◆ **EXERCISE PROMPT**: Return the data that follows exactly as it appears. Pictures do not belong in the copy.

◆ **LISTED RECORDS**:
════════════════

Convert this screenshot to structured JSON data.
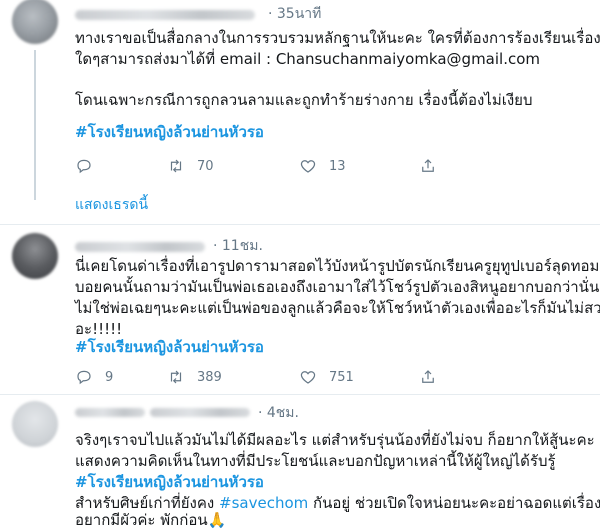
{
  "tweets": [
    {
      "time": "· 35นาที",
      "lines": [
        "ทางเราขอเป็นสื่อกลางในการรวบรวมหลักฐานให้นะคะ ใครที่ต้องการร้องเรียนเรื่อง",
        "ใดๆสามารถส่งมาได้ที่ email : Chansuchanmaiyomka@gmail.com",
        "โดนเฉพาะกรณีการถูกลวนลามและถูกทำร้ายร่างกาย เรื่องนี้ต้องไม่เงียบ"
      ],
      "hashtag": "#โรงเรียนหญิงล้วนย่านหัวรอ",
      "retweets": "70",
      "likes": "13",
      "show_thread": "แสดงเธรดนี้"
    },
    {
      "time": "· 11ชม.",
      "lines": [
        "นี่เคยโดนด่าเรื่องที่เอารูปดารามาสอดไว้บังหน้ารูปบัตรนักเรียนครูยุทูปเบอร์ลุดทอม",
        "บอยคนนั้นถามว่ามันเป็นพ่อเธอเองถึงเอามาใส่ไว้โชว์รูปตัวเองสิหนูอยากบอกว่านั่น",
        "ไม่ใช่พ่อเฉยๆนะคะแต่เป็นพ่อของลูกแล้วคือจะให้โชว์หน้าตัวเองเพื่ออะไรก็มันไม่สวย",
        "อะ!!!!!"
      ],
      "hashtag": "#โรงเรียนหญิงล้วนย่านหัวรอ",
      "replies": "9",
      "retweets": "389",
      "likes": "751"
    },
    {
      "time": "· 4ชม.",
      "lines": [
        "จริงๆเราจบไปแล้วมันไม่ได้มีผลอะไร แต่สำหรับรุ่นน้องที่ยังไม่จบ ก็อยากให้สู้นะคะ",
        "แสดงความคิดเห็นในทางที่มีประโยชน์และบอกปัญหาเหล่านี้ให้ผู้ใหญ่ได้รับรู้"
      ],
      "hashtag": "#โรงเรียนหญิงล้วนย่านหัวรอ",
      "line4_prefix": "สำหรับศิษย์เก่าที่ยังคง ",
      "line4_tag": "#savechom",
      "line4_suffix": " กันอยู่ ช่วยเปิดใจหน่อยนะคะอย่าฉอดแต่เรื่อง",
      "line5": "อยากมีผัวค่ะ พักก่อน",
      "line5_emoji": "🙏"
    }
  ],
  "colors": {
    "text": "#14171a",
    "secondary": "#657786",
    "link": "#1b95e0",
    "divider": "#e6ecf0"
  },
  "icons": {
    "reply": "reply-icon",
    "retweet": "retweet-icon",
    "like": "heart-icon"
  }
}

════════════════

◆ **SOLUTION**:
Convert this screenshot to structured JSON data.
{
  "tweets": [
    {
      "time": "· 35นาที",
      "lines": [
        "ทางเราขอเป็นสื่อกลางในการรวบรวมหลักฐานให้นะคะ ใครที่ต้องการร้องเรียนเรื่อง",
        "ใดๆสามารถส่งมาได้ที่ email : Chansuchanmaiyomka@gmail.com",
        "โดนเฉพาะกรณีการถูกลวนลามและถูกทำร้ายร่างกาย เรื่องนี้ต้องไม่เงียบ"
      ],
      "hashtag": "#โรงเรียนหญิงล้วนย่านหัวรอ",
      "retweets": "70",
      "likes": "13",
      "show_thread": "แสดงเธรดนี้"
    },
    {
      "time": "· 11ชม.",
      "lines": [
        "นี่เคยโดนด่าเรื่องที่เอารูปดารามาสอดไว้บังหน้ารูปบัตรนักเรียนครูยุทูปเบอร์ลุดทอม",
        "บอยคนนั้นถามว่ามันเป็นพ่อเธอเองถึงเอามาใส่ไว้โชว์รูปตัวเองสิหนูอยากบอกว่านั่น",
        "ไม่ใช่พ่อเฉยๆนะคะแต่เป็นพ่อของลูกแล้วคือจะให้โชว์หน้าตัวเองเพื่ออะไรก็มันไม่สวย",
        "อะ!!!!!"
      ],
      "hashtag": "#โรงเรียนหญิงล้วนย่านหัวรอ",
      "replies": "9",
      "retweets": "389",
      "likes": "751"
    },
    {
      "time": "· 4ชม.",
      "lines": [
        "จริงๆเราจบไปแล้วมันไม่ได้มีผลอะไร แต่สำหรับรุ่นน้องที่ยังไม่จบ ก็อยากให้สู้นะคะ",
        "แสดงความคิดเห็นในทางที่มีประโยชน์และบอกปัญหาเหล่านี้ให้ผู้ใหญ่ได้รับรู้"
      ],
      "hashtag": "#โรงเรียนหญิงล้วนย่านหัวรอ",
      "line4_prefix": "สำหรับศิษย์เก่าที่ยังคง ",
      "line4_tag": "#savechom",
      "line4_suffix": " กันอยู่ ช่วยเปิดใจหน่อยนะคะอย่าฉอดแต่เรื่อง",
      "line5": "อยากมีผัวค่ะ พักก่อน",
      "line5_emoji": "🙏"
    }
  ],
  "colors": {
    "text": "#14171a",
    "secondary": "#657786",
    "link": "#1b95e0",
    "divider": "#e6ecf0"
  },
  "icons": {
    "reply": "reply-icon",
    "retweet": "retweet-icon",
    "like": "heart-icon"
  }
}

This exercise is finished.